My pilgrimage started from both a desire as a frustration. For my 35th birthday I asked my friends and family gifts which were related to walking a pilgrim's path. For example, a donation of 10 euro, that represented walking socks. (Yes, they were that cheap 15 years ago) Or 150 euro for a backpack. I think I asked this gift from my parents.
Now you must know that I didn't do any pilgrimage with just that. I bought socks and good shoes. I got myself a Camelbak, which is a plastic sack you can put in your backpack. It has a long plastic tube so you can easily sip some water when you are on your way. I used these walking items on daily hikes in the Netherlands, and on holidays in Portugal and Italy.

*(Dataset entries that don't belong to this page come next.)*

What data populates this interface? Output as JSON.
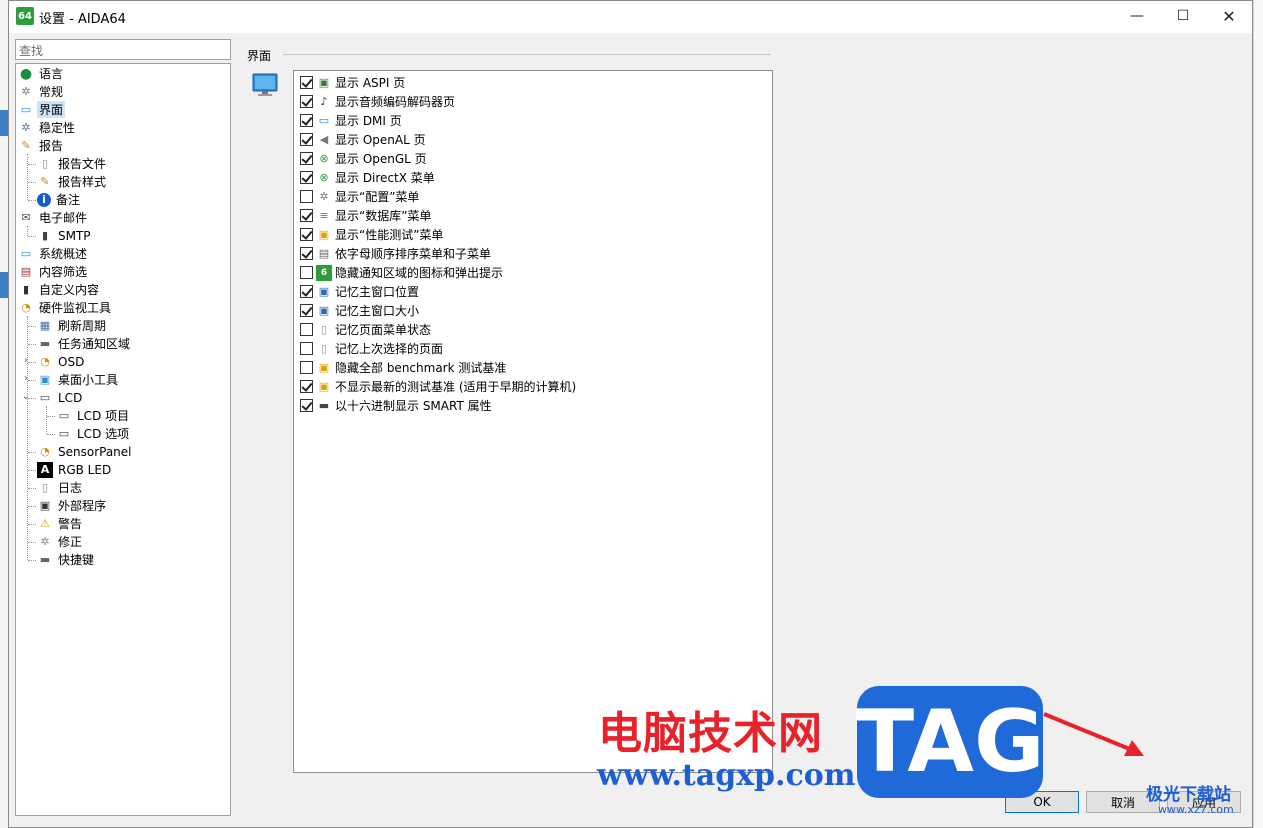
{
  "window": {
    "app_icon": "64",
    "title": "设置 - AIDA64",
    "minimize": "—",
    "maximize": "☐",
    "close": "✕"
  },
  "search": {
    "placeholder": "查找"
  },
  "tree": [
    {
      "label": "语言",
      "icon": "globe-icon",
      "level": 0
    },
    {
      "label": "常规",
      "icon": "gear-icon",
      "level": 0
    },
    {
      "label": "界面",
      "icon": "monitor-icon",
      "level": 0,
      "selected": true
    },
    {
      "label": "稳定性",
      "icon": "gear-shield-icon",
      "level": 0
    },
    {
      "label": "报告",
      "icon": "report-icon",
      "level": 0
    },
    {
      "label": "报告文件",
      "icon": "document-icon",
      "level": 1
    },
    {
      "label": "报告样式",
      "icon": "style-icon",
      "level": 1
    },
    {
      "label": "备注",
      "icon": "info-icon",
      "level": 1
    },
    {
      "label": "电子邮件",
      "icon": "mail-icon",
      "level": 0
    },
    {
      "label": "SMTP",
      "icon": "phone-icon",
      "level": 1
    },
    {
      "label": "系统概述",
      "icon": "computer-icon",
      "level": 0
    },
    {
      "label": "内容筛选",
      "icon": "filter-icon",
      "level": 0
    },
    {
      "label": "自定义内容",
      "icon": "custom-icon",
      "level": 0
    },
    {
      "label": "硬件监视工具",
      "icon": "gauge-icon",
      "level": 0
    },
    {
      "label": "刷新周期",
      "icon": "refresh-icon",
      "level": 1
    },
    {
      "label": "任务通知区域",
      "icon": "tray-icon",
      "level": 1
    },
    {
      "label": "OSD",
      "icon": "gauge-icon",
      "level": 1,
      "expander": "›"
    },
    {
      "label": "桌面小工具",
      "icon": "gadget-icon",
      "level": 1,
      "expander": "›"
    },
    {
      "label": "LCD",
      "icon": "lcd-icon",
      "level": 1,
      "expander": "⌄"
    },
    {
      "label": "LCD 项目",
      "icon": "lcd-icon",
      "level": 2
    },
    {
      "label": "LCD 选项",
      "icon": "lcd-icon",
      "level": 2
    },
    {
      "label": "SensorPanel",
      "icon": "gauge-icon",
      "level": 1
    },
    {
      "label": "RGB LED",
      "icon": "rgb-icon",
      "level": 1
    },
    {
      "label": "日志",
      "icon": "document-icon",
      "level": 1
    },
    {
      "label": "外部程序",
      "icon": "program-icon",
      "level": 1
    },
    {
      "label": "警告",
      "icon": "warning-icon",
      "level": 1
    },
    {
      "label": "修正",
      "icon": "wrench-icon",
      "level": 1
    },
    {
      "label": "快捷键",
      "icon": "keyboard-icon",
      "level": 1
    }
  ],
  "content": {
    "group_title": "界面",
    "options": [
      {
        "label": "显示 ASPI 页",
        "checked": true,
        "icon": "aspi-icon"
      },
      {
        "label": "显示音频编码解码器页",
        "checked": true,
        "icon": "audio-icon"
      },
      {
        "label": "显示 DMI 页",
        "checked": true,
        "icon": "monitor-icon"
      },
      {
        "label": "显示 OpenAL 页",
        "checked": true,
        "icon": "speaker-icon"
      },
      {
        "label": "显示 OpenGL 页",
        "checked": true,
        "icon": "xbox-icon"
      },
      {
        "label": "显示 DirectX 菜单",
        "checked": true,
        "icon": "xbox-icon"
      },
      {
        "label": "显示“配置”菜单",
        "checked": false,
        "icon": "gear-icon"
      },
      {
        "label": "显示“数据库”菜单",
        "checked": true,
        "icon": "database-icon"
      },
      {
        "label": "显示“性能测试”菜单",
        "checked": true,
        "icon": "benchmark-icon"
      },
      {
        "label": "依字母顺序排序菜单和子菜单",
        "checked": true,
        "icon": "sort-icon"
      },
      {
        "label": "隐藏通知区域的图标和弹出提示",
        "checked": false,
        "icon": "aida-icon"
      },
      {
        "label": "记忆主窗口位置",
        "checked": true,
        "icon": "window-icon"
      },
      {
        "label": "记忆主窗口大小",
        "checked": true,
        "icon": "window-icon"
      },
      {
        "label": "记忆页面菜单状态",
        "checked": false,
        "icon": "page-icon"
      },
      {
        "label": "记忆上次选择的页面",
        "checked": false,
        "icon": "page-icon"
      },
      {
        "label": "隐藏全部 benchmark 测试基准",
        "checked": false,
        "icon": "benchmark-icon"
      },
      {
        "label": "不显示最新的测试基准 (适用于早期的计算机)",
        "checked": true,
        "icon": "benchmark-icon"
      },
      {
        "label": "以十六进制显示 SMART 属性",
        "checked": true,
        "icon": "drive-icon"
      }
    ]
  },
  "buttons": {
    "ok": "OK",
    "cancel": "取消",
    "apply": "应用"
  },
  "watermark": {
    "cn": "电脑技术网",
    "url": "www.tagxp.com",
    "tag": "TAG",
    "site": "极光下载站",
    "site_url": "www.xz7.com"
  },
  "colors": {
    "selection": "#cce4f7",
    "accent": "#0078d7",
    "watermark_red": "#e8222a",
    "watermark_blue": "#1f6ad8"
  }
}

I usually walk 10,000 steps a day. Because it keeps me fit and I like having small goals. But I never had anything like a true BHAG: a Big Hairy Audacious Goal. In the book "Built to last: Successful Habits of Visionary Companies," Jim Collins and Jerry Portas introduce this acronym. Or I would rather say, new concept. It is a clear and compelling target (for an organization) to strive for.
A little bit of theory behind the BHAG. It is meant to pull people out of a slump and energize them to implement a big picture-type plan that could take a longer time to complete. Often a BHAG is a three- or five-year goal, falling into four categories: role model, common enemy, internal transformation, and a target.

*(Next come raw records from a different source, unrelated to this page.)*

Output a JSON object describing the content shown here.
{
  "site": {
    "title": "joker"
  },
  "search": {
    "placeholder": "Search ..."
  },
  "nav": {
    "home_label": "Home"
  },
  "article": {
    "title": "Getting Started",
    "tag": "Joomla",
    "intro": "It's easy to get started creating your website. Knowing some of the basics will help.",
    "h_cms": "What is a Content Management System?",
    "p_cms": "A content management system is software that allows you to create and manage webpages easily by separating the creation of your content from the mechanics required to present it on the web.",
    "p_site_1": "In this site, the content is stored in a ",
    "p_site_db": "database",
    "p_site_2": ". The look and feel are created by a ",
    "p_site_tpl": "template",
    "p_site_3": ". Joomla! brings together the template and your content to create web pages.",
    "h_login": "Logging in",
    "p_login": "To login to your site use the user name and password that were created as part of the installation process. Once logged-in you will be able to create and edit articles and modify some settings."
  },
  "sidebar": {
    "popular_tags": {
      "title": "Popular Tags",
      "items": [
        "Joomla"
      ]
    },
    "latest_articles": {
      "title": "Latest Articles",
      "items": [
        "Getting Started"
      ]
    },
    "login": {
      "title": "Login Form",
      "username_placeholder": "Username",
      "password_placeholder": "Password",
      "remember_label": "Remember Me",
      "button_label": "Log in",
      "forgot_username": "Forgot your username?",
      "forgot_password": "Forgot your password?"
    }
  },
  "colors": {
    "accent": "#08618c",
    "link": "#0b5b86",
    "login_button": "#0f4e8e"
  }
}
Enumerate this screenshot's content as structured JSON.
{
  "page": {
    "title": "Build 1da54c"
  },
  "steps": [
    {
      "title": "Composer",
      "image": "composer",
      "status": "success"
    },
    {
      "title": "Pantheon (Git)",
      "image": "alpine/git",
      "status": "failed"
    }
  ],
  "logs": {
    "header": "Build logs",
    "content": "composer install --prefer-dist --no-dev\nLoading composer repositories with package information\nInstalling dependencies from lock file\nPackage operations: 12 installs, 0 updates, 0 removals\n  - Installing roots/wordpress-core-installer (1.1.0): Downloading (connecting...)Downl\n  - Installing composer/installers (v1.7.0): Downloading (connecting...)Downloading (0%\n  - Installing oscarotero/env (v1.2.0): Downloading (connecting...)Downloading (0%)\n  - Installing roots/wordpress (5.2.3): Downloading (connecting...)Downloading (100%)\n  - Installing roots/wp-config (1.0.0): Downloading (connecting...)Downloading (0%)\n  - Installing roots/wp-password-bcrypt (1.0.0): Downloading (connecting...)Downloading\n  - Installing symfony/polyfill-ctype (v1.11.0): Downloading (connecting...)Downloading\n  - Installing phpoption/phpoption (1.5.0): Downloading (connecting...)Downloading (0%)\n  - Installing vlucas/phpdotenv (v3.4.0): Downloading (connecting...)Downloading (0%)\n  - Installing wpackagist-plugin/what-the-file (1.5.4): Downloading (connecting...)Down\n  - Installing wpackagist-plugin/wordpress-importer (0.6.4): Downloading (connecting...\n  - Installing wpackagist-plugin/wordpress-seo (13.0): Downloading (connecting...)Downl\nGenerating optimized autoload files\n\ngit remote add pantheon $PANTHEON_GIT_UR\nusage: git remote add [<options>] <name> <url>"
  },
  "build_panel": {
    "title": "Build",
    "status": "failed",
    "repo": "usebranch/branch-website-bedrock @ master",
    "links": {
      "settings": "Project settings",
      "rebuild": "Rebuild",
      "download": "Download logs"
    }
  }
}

That target element and internal transformation are what my personal BHAG was about. Going on an adventure, walking 1,000 kilometers, in one year, finishing it in Rome on my 50th birthday.

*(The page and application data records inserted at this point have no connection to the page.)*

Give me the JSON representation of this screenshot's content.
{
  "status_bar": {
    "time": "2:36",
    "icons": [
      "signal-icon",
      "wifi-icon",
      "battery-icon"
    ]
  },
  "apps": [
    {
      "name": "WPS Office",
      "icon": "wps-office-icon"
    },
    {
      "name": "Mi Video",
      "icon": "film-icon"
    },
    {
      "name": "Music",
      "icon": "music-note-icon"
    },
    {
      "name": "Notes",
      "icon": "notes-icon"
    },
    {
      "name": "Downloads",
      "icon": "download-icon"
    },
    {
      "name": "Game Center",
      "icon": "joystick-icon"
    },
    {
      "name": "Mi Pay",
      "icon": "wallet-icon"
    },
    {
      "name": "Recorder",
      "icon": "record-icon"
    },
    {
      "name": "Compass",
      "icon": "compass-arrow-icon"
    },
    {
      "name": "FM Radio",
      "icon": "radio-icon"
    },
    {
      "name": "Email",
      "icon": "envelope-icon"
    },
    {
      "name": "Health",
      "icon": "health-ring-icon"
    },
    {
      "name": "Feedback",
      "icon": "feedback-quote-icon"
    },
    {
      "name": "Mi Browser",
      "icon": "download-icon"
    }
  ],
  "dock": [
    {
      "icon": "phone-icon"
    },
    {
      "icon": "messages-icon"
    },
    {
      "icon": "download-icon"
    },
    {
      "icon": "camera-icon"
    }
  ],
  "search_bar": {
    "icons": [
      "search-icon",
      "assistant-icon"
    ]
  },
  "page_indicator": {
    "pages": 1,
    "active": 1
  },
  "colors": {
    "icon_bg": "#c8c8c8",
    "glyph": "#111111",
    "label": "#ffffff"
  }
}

In customer experience, I truly miss BHAGs. Going from 7.1 to 7.5 on CSAT doesn't excite me (nor your employees most likely) one bit. It is even boring. But going for an international CX award as the best CX team of the year? That will get people going. Being the best. Being as good as ... Amazon, Coolblue, etc. Choosing a transformation to go from your customers complaining, to your customers being your greatest fans. Having the best place to work. Those kind of BHAGs work transformational.
The litmus test of a true BHAG is how it answers questions like:
If the answers to these questions trend toward the affirmative, you may have a potential BHAG. Dare to aim for the moon. Set your CX BHAG and get the juices flowing. My pilgrimage BHAG scared the shit out of me, but also stimulated forward progress. It felt adventurous and I sure as hell put all my human energy into it. Let's make this happen in CX too!
This blog is chapter 4 of my newest book 'CX is a pilgrimage'. Want to read more?